<ABOVE – Canada Post’s Year of the Ox stamp>  February 12th is the day when we say “goodbye to the RAT” and “hello to the OX”. In Chinese culture, the Ox is a hardworking zodiac sign. It usually signifies movements so, hopefully, the world will be less static than last year and get moving again. The calendar plays an important role in making huge life decisions for the year ahead, such as whether they should get married or start a business. – CNN Travel<ABOVE – two Nova Scotia oxen.  Their slow but steady power is easy on farm implements where sharp collisions with underground rock and stumps could damage equipment.  These two belong in an Eastern Nova Scotia farm museum.>


Thanks to LIA PICARD in The New York Times I know nearly all about Squirrel Tables‘It’s Reserved for Squirrels or Chipmunks’ takes up nearly a full page in Sunday’s Times, December 13/2020.  Worth a read.In TORONTO with thousands of black and grey squirrels, and a sprinkling of chipmunks, keeping them fed could be both worthwhile and a way to pass some pandemic lockdown time.<Photo Above – ETSY Canada>They’re like miniature picnic tables, typically made from cedar or pine, and measure about 8×5 inches, which allows them to be connected to fences or trees. The American squirrels have adapted well, and make the rounds of their favourite tables for a good sized lunch break. Children become fascinated, and so are the adults with time on their hands.  <Photo above – ETSY Canada>Jena Garfield, 33, of St. Paul, Minnesota said “It’s kind of our spin on random acts of kindness. It brings joy to people during this crazy time that we’re all in.” <Photo above – WXYZ, Detroit, Michigan> I’ve indirectly fed the black and grey squirrels in Cabbagetown with some delight.My goal in the last four winters was to feed the sparrows.  The squirrels joined the party – every time. It was so entertaining that I’d be glued to the window waiting to see who turned up next.

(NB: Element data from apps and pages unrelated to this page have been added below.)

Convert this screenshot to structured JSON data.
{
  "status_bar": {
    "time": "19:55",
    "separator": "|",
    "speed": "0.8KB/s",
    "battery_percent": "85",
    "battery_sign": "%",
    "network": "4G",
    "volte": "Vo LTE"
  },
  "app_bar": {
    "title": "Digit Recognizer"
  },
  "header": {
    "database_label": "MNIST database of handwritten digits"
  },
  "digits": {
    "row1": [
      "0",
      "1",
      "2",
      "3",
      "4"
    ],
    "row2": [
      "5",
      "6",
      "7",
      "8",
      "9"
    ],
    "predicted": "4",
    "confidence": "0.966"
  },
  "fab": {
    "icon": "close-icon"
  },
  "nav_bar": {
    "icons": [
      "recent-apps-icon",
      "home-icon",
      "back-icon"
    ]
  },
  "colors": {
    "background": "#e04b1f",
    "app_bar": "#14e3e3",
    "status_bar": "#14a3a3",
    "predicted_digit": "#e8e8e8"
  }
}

One thing I learned – divide their food into two groups – one for the squirrels and the other for the sparrows.  No matter what you’ll get a great feeling.


For over 100 years Simpson’s, Hudson’s Bay and now Saks 5th Avenue have been entertaining the kids (and adults too) on Queen Street West at Yonge.  Last year they tried something totally different – with plenty of animation, snowmen tumbling down a steep hill, computers working hard.  And this year, wooden soldiers suggesting wearing a mask would be a great idea.  Hudson’s Bay windows show us the inner workings of Santa’s up-to-date toy factory.  One of the windows is even interactive. Push a button and a robot responds. These windows are great fun for grown-ups too.

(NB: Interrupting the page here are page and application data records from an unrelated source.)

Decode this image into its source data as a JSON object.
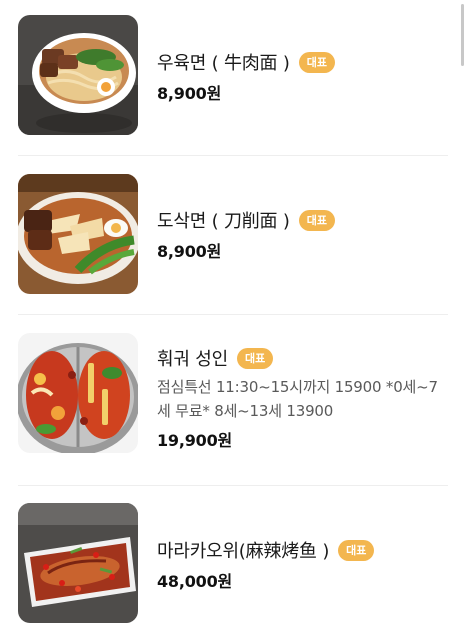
{
  "menu": {
    "items": [
      {
        "name": "우육면 ( 牛肉面 )",
        "badge": "대표",
        "description": "",
        "price": "8,900원",
        "image_icon": "beef-noodle-soup-photo"
      },
      {
        "name": "도삭면 ( 刀削面 )",
        "badge": "대표",
        "description": "",
        "price": "8,900원",
        "image_icon": "knife-cut-noodle-photo"
      },
      {
        "name": "훠궈 성인",
        "badge": "대표",
        "description": "점심특선 11:30~15시까지 15900 *0세~7세 무료* 8세~13세 13900",
        "price": "19,900원",
        "image_icon": "hotpot-photo"
      },
      {
        "name": "마라카오위(麻辣烤鱼 )",
        "badge": "대표",
        "description": "",
        "price": "48,000원",
        "image_icon": "grilled-fish-photo"
      }
    ]
  },
  "colors": {
    "badge": "#f3b64f",
    "price": "#111111",
    "description": "#5a5a5a",
    "divider": "#eeeeee"
  }
}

Christmas movies are in high demand on several American television networks, and Almonte provides a perfect setting. Wrapped, or in production this year, titles include ‘Fatman’, featuring Mel Gibson as Santa Claus, set in the backwoods of Alaska (Almonte); ‘The Christmas Setup’ on Lifetime takes place in Milwaukee (Almonte); ‘The Rooftop Christmas Tree’, a 2016 UPtv movie (Almonte); the recent Holiday movie shot in town – ‘Unlocking Christmas’ on Hallmark takes place in the United States (Almonte); and in 2007 a Lifetime movie starring Tori Spelling was made in Almonte. . . . . . <ABOVE – Juniper Square; photo by KYLE BERGER, New York Times><ABOVE – The Almonte Mill by Mary Alexandra – east lake, on artnet>AINSLIE S. WIGGS, an Ottawa location manager, says “If Norman Rockwell were to production design a small town for a film, this is what he would draw.”  Sculptor and puppeteer STEPHEN BRATHWAITE, who lives in the Almonte region, explained that the town’s rich and varied architecture is a cinematographer’s dream. . . . . <ABOVE – Thomas Street house; photo by Zolo> Mini Hollywood North it is. . . . . <PHOTO – Kyle Berger, New York Times>